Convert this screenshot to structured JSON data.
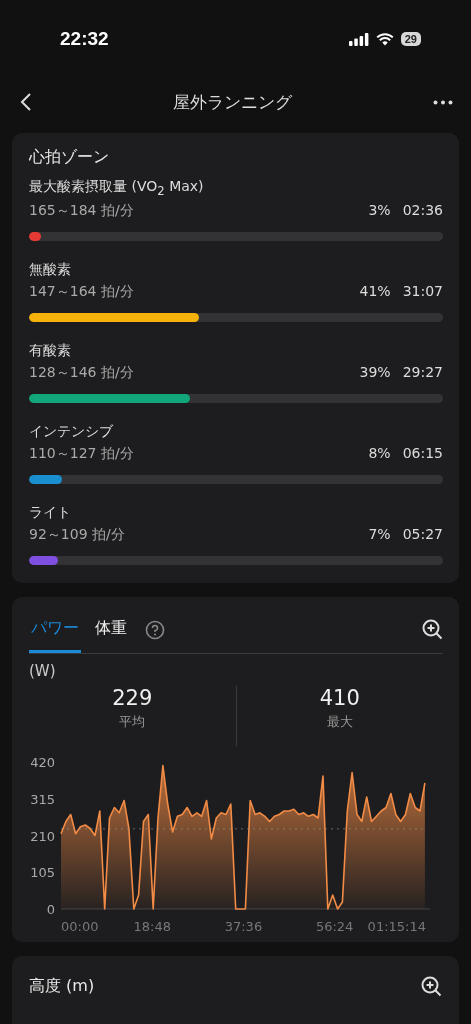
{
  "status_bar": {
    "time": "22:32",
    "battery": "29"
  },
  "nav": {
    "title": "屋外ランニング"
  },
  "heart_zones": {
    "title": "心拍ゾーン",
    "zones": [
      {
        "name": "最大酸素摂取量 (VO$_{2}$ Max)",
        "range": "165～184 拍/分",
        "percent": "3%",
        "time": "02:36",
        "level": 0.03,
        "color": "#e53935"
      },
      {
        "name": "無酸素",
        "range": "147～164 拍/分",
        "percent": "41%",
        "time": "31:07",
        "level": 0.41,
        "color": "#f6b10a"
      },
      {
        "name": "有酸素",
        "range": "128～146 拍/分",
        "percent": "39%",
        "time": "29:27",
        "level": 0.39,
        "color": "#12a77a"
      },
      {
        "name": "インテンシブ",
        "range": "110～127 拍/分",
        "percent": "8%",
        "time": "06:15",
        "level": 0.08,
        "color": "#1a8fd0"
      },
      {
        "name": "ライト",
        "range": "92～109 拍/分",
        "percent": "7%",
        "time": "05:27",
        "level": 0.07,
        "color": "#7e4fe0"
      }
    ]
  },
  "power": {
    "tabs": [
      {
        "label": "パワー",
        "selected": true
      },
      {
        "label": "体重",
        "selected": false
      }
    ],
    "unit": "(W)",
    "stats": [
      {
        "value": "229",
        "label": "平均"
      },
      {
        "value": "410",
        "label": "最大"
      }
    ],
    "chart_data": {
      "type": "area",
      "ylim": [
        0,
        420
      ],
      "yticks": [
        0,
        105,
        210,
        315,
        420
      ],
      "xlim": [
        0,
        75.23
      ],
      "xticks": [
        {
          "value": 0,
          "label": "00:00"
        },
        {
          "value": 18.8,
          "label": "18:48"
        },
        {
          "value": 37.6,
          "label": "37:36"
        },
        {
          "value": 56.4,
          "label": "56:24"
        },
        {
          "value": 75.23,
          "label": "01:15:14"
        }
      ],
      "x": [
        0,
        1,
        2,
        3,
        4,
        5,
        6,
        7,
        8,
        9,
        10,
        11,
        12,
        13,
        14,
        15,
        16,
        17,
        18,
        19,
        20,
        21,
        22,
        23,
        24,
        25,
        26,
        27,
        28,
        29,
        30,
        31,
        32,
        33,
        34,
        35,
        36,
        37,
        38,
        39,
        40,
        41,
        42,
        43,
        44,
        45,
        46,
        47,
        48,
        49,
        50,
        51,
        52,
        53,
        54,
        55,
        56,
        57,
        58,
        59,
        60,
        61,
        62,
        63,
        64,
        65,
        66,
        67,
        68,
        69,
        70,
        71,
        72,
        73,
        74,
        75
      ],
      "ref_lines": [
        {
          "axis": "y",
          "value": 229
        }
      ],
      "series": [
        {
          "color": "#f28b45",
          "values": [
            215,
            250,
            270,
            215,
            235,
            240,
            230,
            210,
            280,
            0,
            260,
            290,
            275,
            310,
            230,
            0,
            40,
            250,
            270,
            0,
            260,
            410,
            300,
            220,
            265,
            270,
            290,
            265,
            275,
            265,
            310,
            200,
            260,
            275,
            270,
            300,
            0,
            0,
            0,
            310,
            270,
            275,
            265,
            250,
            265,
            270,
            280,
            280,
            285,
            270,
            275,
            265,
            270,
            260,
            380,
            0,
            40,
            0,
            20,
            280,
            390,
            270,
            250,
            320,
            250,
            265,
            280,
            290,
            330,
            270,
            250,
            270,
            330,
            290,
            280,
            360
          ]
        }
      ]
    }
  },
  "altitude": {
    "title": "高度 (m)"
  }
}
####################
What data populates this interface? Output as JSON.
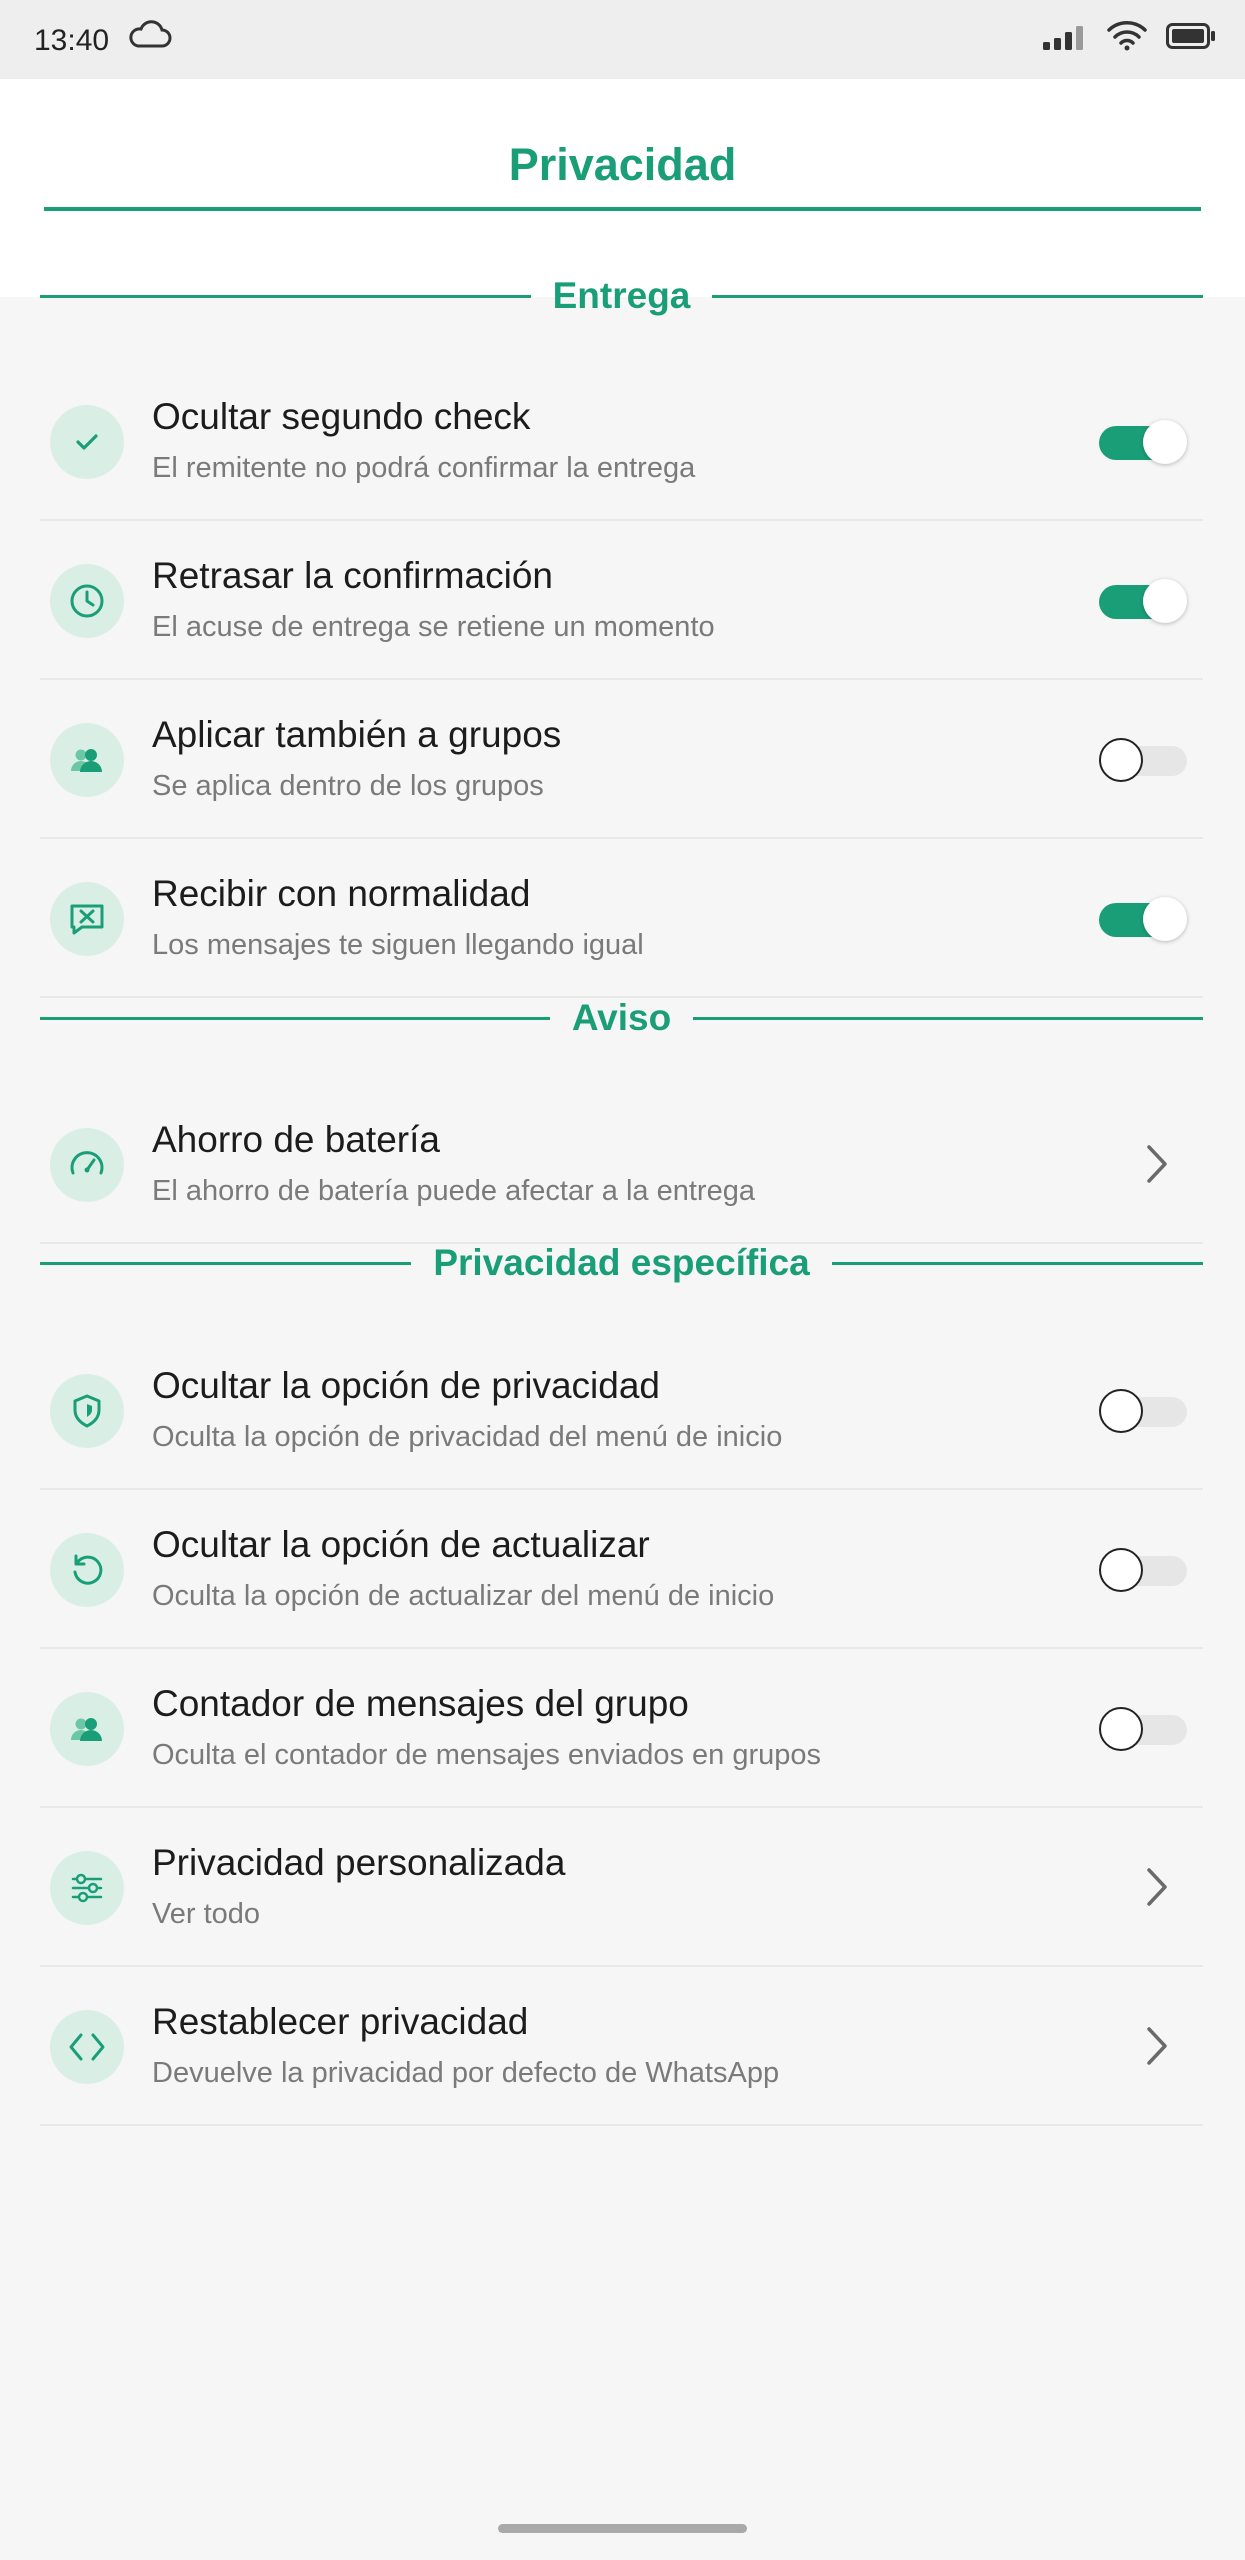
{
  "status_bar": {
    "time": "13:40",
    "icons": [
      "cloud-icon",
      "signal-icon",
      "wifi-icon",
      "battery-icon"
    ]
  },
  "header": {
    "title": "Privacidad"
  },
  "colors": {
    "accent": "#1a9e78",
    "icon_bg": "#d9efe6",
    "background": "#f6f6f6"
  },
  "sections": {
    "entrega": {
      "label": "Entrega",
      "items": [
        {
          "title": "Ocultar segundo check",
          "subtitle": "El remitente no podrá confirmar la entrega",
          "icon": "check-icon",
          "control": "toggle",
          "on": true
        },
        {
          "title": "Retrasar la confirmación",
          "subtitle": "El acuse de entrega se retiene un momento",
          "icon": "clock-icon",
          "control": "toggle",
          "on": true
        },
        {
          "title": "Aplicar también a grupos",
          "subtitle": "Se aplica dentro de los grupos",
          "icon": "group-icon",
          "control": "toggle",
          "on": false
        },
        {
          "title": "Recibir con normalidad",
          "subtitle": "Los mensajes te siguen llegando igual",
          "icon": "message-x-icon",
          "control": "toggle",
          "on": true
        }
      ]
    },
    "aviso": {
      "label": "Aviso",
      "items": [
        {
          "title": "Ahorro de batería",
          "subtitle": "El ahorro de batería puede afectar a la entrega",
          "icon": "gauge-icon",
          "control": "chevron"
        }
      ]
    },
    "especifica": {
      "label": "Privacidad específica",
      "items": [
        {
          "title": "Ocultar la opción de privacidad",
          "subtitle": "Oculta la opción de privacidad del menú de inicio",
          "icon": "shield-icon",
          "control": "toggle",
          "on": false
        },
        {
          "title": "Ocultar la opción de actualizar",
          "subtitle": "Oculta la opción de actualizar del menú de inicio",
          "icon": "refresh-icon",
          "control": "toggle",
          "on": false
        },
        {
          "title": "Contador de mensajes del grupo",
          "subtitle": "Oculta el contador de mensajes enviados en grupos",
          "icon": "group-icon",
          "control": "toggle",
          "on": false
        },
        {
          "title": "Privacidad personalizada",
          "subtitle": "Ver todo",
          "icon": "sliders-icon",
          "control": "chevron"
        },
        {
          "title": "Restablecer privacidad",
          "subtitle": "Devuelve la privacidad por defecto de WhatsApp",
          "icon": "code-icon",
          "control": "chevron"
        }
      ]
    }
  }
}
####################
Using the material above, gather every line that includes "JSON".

Convert this screenshot to structured JSON data.
What data populates this interface? Output as JSON.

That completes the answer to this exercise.